London, Nov. 22 (Reuters): Smoking cannabis increases the odds of suffering from depression and schizophrenia, doctors said today.
The occasional joint may not be harmful, but people who start using cannabis in their teens have a higher risk of later being diagnosed with a psychiatric disorder and the severity of the illness is linked to the length of exposure to the drug.
“Very young adolescents who use cannabis have an increased risk for developing schizoprehenia as adults and the most at risk are the youngest users,” Dr Louise Arseneault, of Kings College in London, told Reuters.
Doctors do not understand how cannabis increases the risk of schizophrenia and depression but they suspect it affects the dopamine system in the brain which is associated with pleasure. It is thought the drug can trigger the onset or relapse of schizophrenia in people predisposed to the illness and may also exacerbate the symptoms.
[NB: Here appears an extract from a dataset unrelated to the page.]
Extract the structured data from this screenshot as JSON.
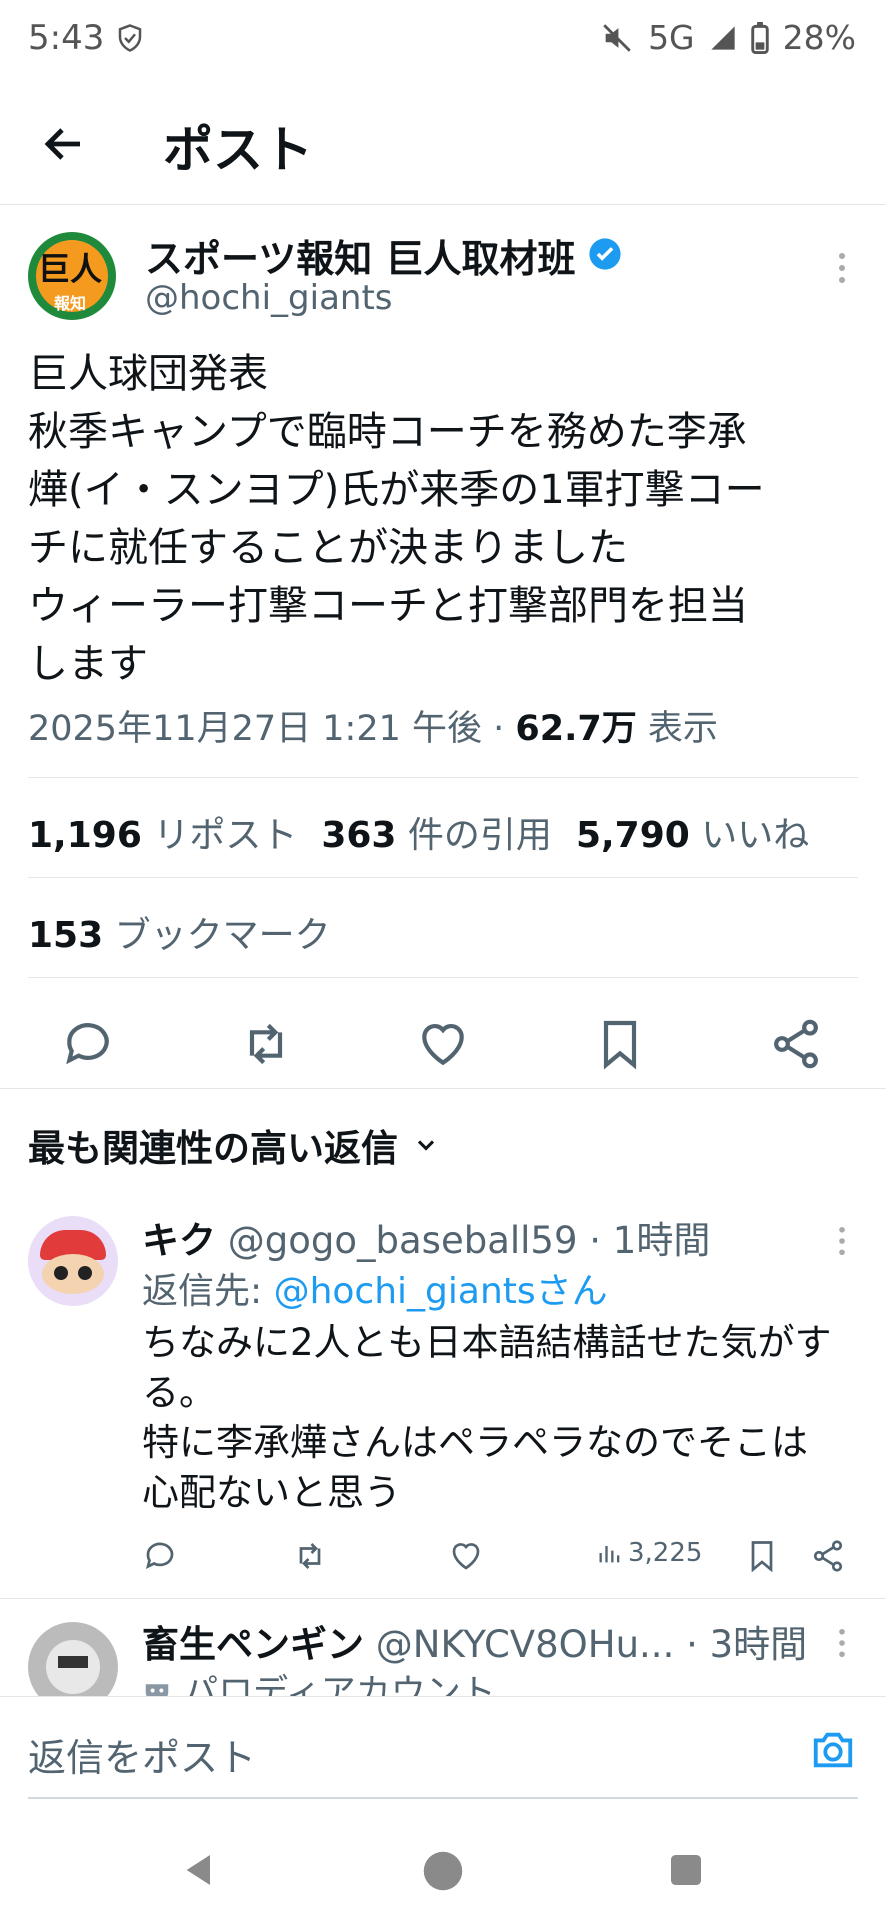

In a study of 1,037 people born in New Zealand between 1972-73, Arseneault found that those who began using cannabis as teens were four times more likely to suffer from psychiatric problems as adults than adolescents who did not use the drug. “The earlier you start, the more vulnerable you are,” she said.